If you're one of those people who are getting concerned about how much we're spied on with CCTV cameras, and how vulnerable our personal and financial data is to online fraud, you might want to think twice before buying a Tesla. That's because the American electric car pioneer is looking to gather video data from the onboard cameras on its cars to help improve autonomous drive features. We're not talking about test cars here though; this is video of the everyday driving of real cars in the hands of real customers.

Every motor manufacturer gathers endless amounts of data from millions of miles of vehicle testing, but nothing really beats the data gathered from everyday use by regular drivers. It therefore makes complete sense that Tesla wants to utilize the onboard cameras already being used for Autopilot systems on its cars to make the technology even better.

However, at a time when we're regularly being bombarded with news of even some of the planet's biggest tech companies being hacked, it does raise the issue of how vulnerable Tesla cars are to being hacked, especially when the company itself is looking to harvest data in this way.

Tesla is looking to assure customers that it will protect their privacy if they agree to the company downloading and using these short video clips, even though they admit the data will be shared with its partners.

A company statement says, "We want to be super clear that these short video clips are not linked to your vehicle identification number. In order to protect your privacy, we have ensured that there is no way to search our system for clips that are associated with a specific car."

If you're not happy with this data from your car being gathered and shared you can always refuse permission. But as there has already been plenty of publicity surrounding the potential for hackers to actually take control of modern connected vehicles remotely, it remains to be seen how reassured potential buyers will be by Tesla's claims for the privacy of the data.

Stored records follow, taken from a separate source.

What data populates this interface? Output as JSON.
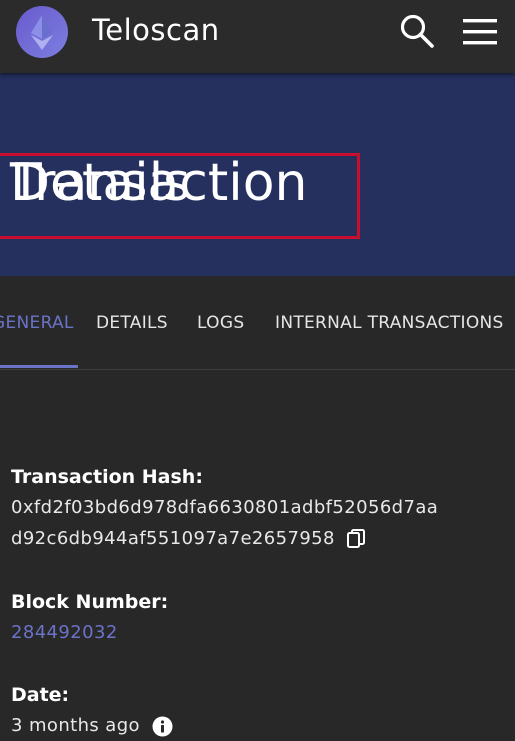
{
  "header": {
    "brand": "Teloscan",
    "logo_icon": "ethereum-logo-icon",
    "search_icon": "search-icon",
    "menu_icon": "hamburger-menu-icon"
  },
  "banner": {
    "title_overlap_a": "Transaction",
    "title_overlap_b": "Details"
  },
  "tabs": [
    {
      "label": "GENERAL",
      "active": true
    },
    {
      "label": "DETAILS",
      "active": false
    },
    {
      "label": "LOGS",
      "active": false
    },
    {
      "label": "INTERNAL TRANSACTIONS",
      "active": false
    }
  ],
  "fields": {
    "tx_hash_label": "Transaction Hash:",
    "tx_hash_line1": "0xfd2f03bd6d978dfa6630801adbf52056d7aa",
    "tx_hash_line2": "d92c6db944af551097a7e2657958",
    "block_label": "Block Number:",
    "block_value": "284492032",
    "date_label": "Date:",
    "date_value": "3 months ago"
  },
  "colors": {
    "accent": "#6b73c9",
    "banner": "#25305e",
    "highlight_border": "#c8102e",
    "background": "#282828"
  }
}
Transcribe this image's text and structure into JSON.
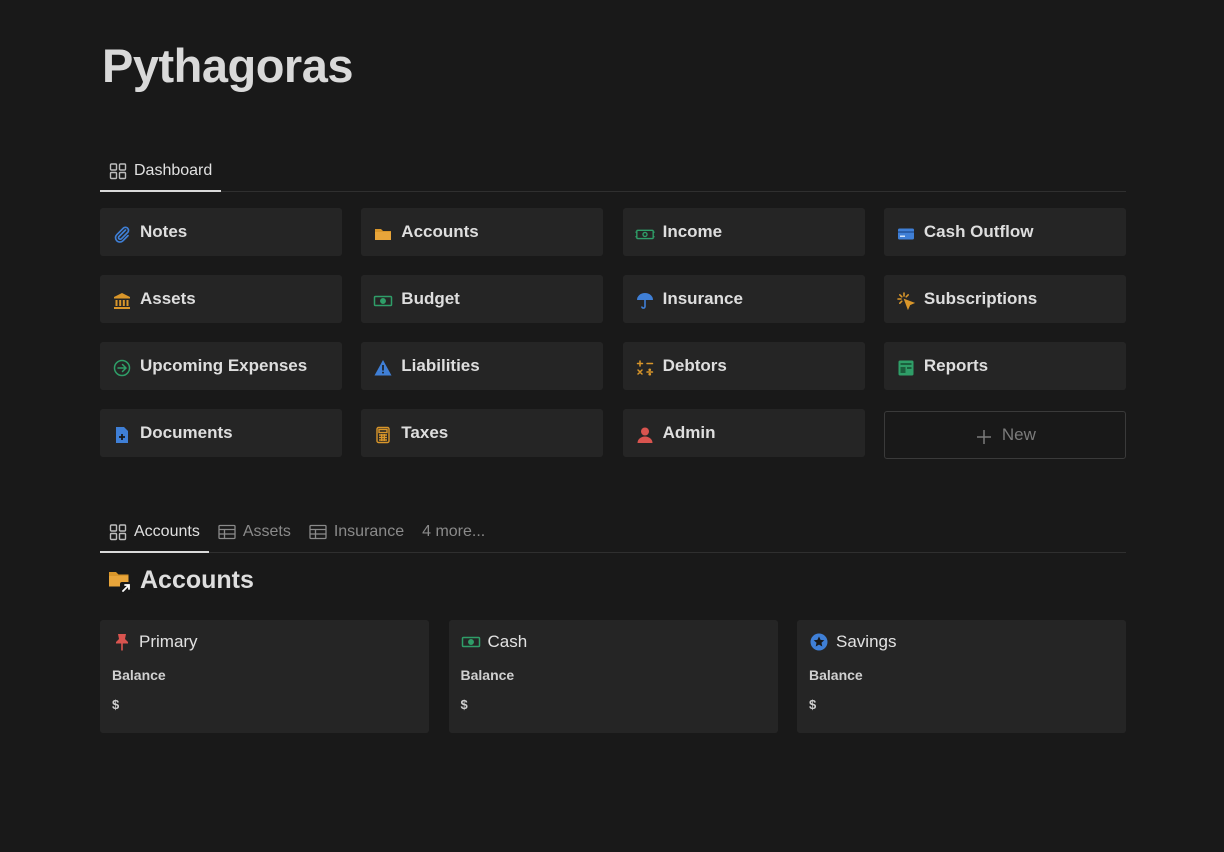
{
  "page": {
    "title": "Pythagoras"
  },
  "top_tabs": [
    {
      "label": "Dashboard",
      "active": true,
      "icon": "gallery-icon"
    }
  ],
  "tiles": [
    {
      "label": "Notes",
      "icon": "paperclip-icon",
      "color": "#3f7fd6"
    },
    {
      "label": "Accounts",
      "icon": "folder-icon",
      "color": "#d9962a"
    },
    {
      "label": "Income",
      "icon": "money-icon",
      "color": "#2f9e68"
    },
    {
      "label": "Cash Outflow",
      "icon": "credit-card-icon",
      "color": "#3f7fd6"
    },
    {
      "label": "Assets",
      "icon": "bank-icon",
      "color": "#d9962a"
    },
    {
      "label": "Budget",
      "icon": "banknote-icon",
      "color": "#2f9e68"
    },
    {
      "label": "Insurance",
      "icon": "umbrella-icon",
      "color": "#3f7fd6"
    },
    {
      "label": "Subscriptions",
      "icon": "click-icon",
      "color": "#d9962a"
    },
    {
      "label": "Upcoming Expenses",
      "icon": "arrow-circle-icon",
      "color": "#2f9e68"
    },
    {
      "label": "Liabilities",
      "icon": "warning-icon",
      "color": "#3f7fd6"
    },
    {
      "label": "Debtors",
      "icon": "math-icon",
      "color": "#d9962a"
    },
    {
      "label": "Reports",
      "icon": "report-icon",
      "color": "#2f9e68"
    },
    {
      "label": "Documents",
      "icon": "document-add-icon",
      "color": "#3f7fd6"
    },
    {
      "label": "Taxes",
      "icon": "calculator-icon",
      "color": "#d9962a"
    },
    {
      "label": "Admin",
      "icon": "person-icon",
      "color": "#d9544f"
    }
  ],
  "new_tile": {
    "label": "New",
    "icon": "plus-icon"
  },
  "view_tabs": [
    {
      "label": "Accounts",
      "active": true,
      "icon": "gallery-icon"
    },
    {
      "label": "Assets",
      "active": false,
      "icon": "table-icon"
    },
    {
      "label": "Insurance",
      "active": false,
      "icon": "table-icon"
    },
    {
      "label": "4 more...",
      "active": false
    }
  ],
  "section": {
    "title": "Accounts",
    "icon": "folder-link-icon"
  },
  "cards": [
    {
      "name": "Primary",
      "icon": "pin-icon",
      "color": "#d9544f",
      "prop_label": "Balance",
      "prop_value": "$"
    },
    {
      "name": "Cash",
      "icon": "banknote-icon",
      "color": "#2f9e68",
      "prop_label": "Balance",
      "prop_value": "$"
    },
    {
      "name": "Savings",
      "icon": "star-circle-icon",
      "color": "#3f7fd6",
      "prop_label": "Balance",
      "prop_value": "$"
    }
  ]
}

The most recent update to Tesla's software improved a number of Autopilot features for second-generation hardware equipped models. It's now capable of doing more to brake or steer to avoid an accident, but after the download, customers were asked to give that approval for the new data sharing policy for video gathered from the car's exterior cameras and other data.